**Required action**: Type out the records that follow, exactly as given.

[Extracted entries — start]

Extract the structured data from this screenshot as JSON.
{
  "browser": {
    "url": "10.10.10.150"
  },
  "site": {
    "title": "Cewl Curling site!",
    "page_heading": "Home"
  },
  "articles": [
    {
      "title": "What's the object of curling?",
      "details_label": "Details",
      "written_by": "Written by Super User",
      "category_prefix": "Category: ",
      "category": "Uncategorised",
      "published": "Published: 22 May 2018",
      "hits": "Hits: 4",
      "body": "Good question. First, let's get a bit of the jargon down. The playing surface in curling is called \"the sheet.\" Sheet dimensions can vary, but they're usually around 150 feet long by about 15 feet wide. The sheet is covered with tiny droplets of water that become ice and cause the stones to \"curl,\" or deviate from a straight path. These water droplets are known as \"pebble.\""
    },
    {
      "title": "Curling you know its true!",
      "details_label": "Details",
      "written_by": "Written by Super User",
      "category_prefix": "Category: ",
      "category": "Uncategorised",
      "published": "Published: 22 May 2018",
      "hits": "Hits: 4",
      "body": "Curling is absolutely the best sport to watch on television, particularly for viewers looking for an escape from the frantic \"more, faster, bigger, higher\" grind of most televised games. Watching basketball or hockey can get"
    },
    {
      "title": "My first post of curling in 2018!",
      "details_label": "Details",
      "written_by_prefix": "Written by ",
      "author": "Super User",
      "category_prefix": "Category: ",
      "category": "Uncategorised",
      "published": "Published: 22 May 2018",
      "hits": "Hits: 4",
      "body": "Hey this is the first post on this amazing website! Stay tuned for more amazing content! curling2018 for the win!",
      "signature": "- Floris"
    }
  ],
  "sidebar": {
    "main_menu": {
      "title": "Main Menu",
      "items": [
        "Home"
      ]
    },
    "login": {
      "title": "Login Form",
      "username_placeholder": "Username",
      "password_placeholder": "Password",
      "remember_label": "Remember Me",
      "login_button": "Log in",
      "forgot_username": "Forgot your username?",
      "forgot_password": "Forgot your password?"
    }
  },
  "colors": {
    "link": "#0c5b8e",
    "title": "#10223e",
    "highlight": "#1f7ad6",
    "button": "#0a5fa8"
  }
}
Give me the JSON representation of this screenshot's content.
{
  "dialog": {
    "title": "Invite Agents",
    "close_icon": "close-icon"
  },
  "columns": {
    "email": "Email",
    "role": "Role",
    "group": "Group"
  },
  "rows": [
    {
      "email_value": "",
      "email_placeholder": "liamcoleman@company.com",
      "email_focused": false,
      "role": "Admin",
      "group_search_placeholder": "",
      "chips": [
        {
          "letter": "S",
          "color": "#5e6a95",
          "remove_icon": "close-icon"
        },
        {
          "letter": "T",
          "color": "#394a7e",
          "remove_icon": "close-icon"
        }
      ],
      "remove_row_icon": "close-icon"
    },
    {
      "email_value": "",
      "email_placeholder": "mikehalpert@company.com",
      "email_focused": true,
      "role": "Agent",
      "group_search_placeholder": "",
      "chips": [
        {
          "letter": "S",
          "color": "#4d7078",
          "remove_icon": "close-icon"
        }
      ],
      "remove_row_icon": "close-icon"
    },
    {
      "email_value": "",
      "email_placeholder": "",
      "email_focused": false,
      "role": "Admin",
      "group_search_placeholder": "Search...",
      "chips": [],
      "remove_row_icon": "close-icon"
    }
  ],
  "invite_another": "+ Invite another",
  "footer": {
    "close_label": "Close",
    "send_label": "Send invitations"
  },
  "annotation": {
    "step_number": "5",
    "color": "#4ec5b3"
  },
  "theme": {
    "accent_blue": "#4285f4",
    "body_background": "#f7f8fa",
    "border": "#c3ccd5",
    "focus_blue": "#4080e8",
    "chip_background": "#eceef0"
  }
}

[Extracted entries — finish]

**Solution to the problem**:
Extract the structured data from this screenshot as JSON.
{
  "browser": {
    "url": "10.10.10.150"
  },
  "site": {
    "title": "Cewl Curling site!",
    "page_heading": "Home"
  },
  "articles": [
    {
      "title": "What's the object of curling?",
      "details_label": "Details",
      "written_by": "Written by Super User",
      "category_prefix": "Category: ",
      "category": "Uncategorised",
      "published": "Published: 22 May 2018",
      "hits": "Hits: 4",
      "body": "Good question. First, let's get a bit of the jargon down. The playing surface in curling is called \"the sheet.\" Sheet dimensions can vary, but they're usually around 150 feet long by about 15 feet wide. The sheet is covered with tiny droplets of water that become ice and cause the stones to \"curl,\" or deviate from a straight path. These water droplets are known as \"pebble.\""
    },
    {
      "title": "Curling you know its true!",
      "details_label": "Details",
      "written_by": "Written by Super User",
      "category_prefix": "Category: ",
      "category": "Uncategorised",
      "published": "Published: 22 May 2018",
      "hits": "Hits: 4",
      "body": "Curling is absolutely the best sport to watch on television, particularly for viewers looking for an escape from the frantic \"more, faster, bigger, higher\" grind of most televised games. Watching basketball or hockey can get"
    },
    {
      "title": "My first post of curling in 2018!",
      "details_label": "Details",
      "written_by_prefix": "Written by ",
      "author": "Super User",
      "category_prefix": "Category: ",
      "category": "Uncategorised",
      "published": "Published: 22 May 2018",
      "hits": "Hits: 4",
      "body": "Hey this is the first post on this amazing website! Stay tuned for more amazing content! curling2018 for the win!",
      "signature": "- Floris"
    }
  ],
  "sidebar": {
    "main_menu": {
      "title": "Main Menu",
      "items": [
        "Home"
      ]
    },
    "login": {
      "title": "Login Form",
      "username_placeholder": "Username",
      "password_placeholder": "Password",
      "remember_label": "Remember Me",
      "login_button": "Log in",
      "forgot_username": "Forgot your username?",
      "forgot_password": "Forgot your password?"
    }
  },
  "colors": {
    "link": "#0c5b8e",
    "title": "#10223e",
    "highlight": "#1f7ad6",
    "button": "#0a5fa8"
  }
}
Give me the JSON representation of this screenshot's content.
{
  "dialog": {
    "title": "Invite Agents",
    "close_icon": "close-icon"
  },
  "columns": {
    "email": "Email",
    "role": "Role",
    "group": "Group"
  },
  "rows": [
    {
      "email_value": "",
      "email_placeholder": "liamcoleman@company.com",
      "email_focused": false,
      "role": "Admin",
      "group_search_placeholder": "",
      "chips": [
        {
          "letter": "S",
          "color": "#5e6a95",
          "remove_icon": "close-icon"
        },
        {
          "letter": "T",
          "color": "#394a7e",
          "remove_icon": "close-icon"
        }
      ],
      "remove_row_icon": "close-icon"
    },
    {
      "email_value": "",
      "email_placeholder": "mikehalpert@company.com",
      "email_focused": true,
      "role": "Agent",
      "group_search_placeholder": "",
      "chips": [
        {
          "letter": "S",
          "color": "#4d7078",
          "remove_icon": "close-icon"
        }
      ],
      "remove_row_icon": "close-icon"
    },
    {
      "email_value": "",
      "email_placeholder": "",
      "email_focused": false,
      "role": "Admin",
      "group_search_placeholder": "Search...",
      "chips": [],
      "remove_row_icon": "close-icon"
    }
  ],
  "invite_another": "+ Invite another",
  "footer": {
    "close_label": "Close",
    "send_label": "Send invitations"
  },
  "annotation": {
    "step_number": "5",
    "color": "#4ec5b3"
  },
  "theme": {
    "accent_blue": "#4285f4",
    "body_background": "#f7f8fa",
    "border": "#c3ccd5",
    "focus_blue": "#4080e8",
    "chip_background": "#eceef0"
  }
}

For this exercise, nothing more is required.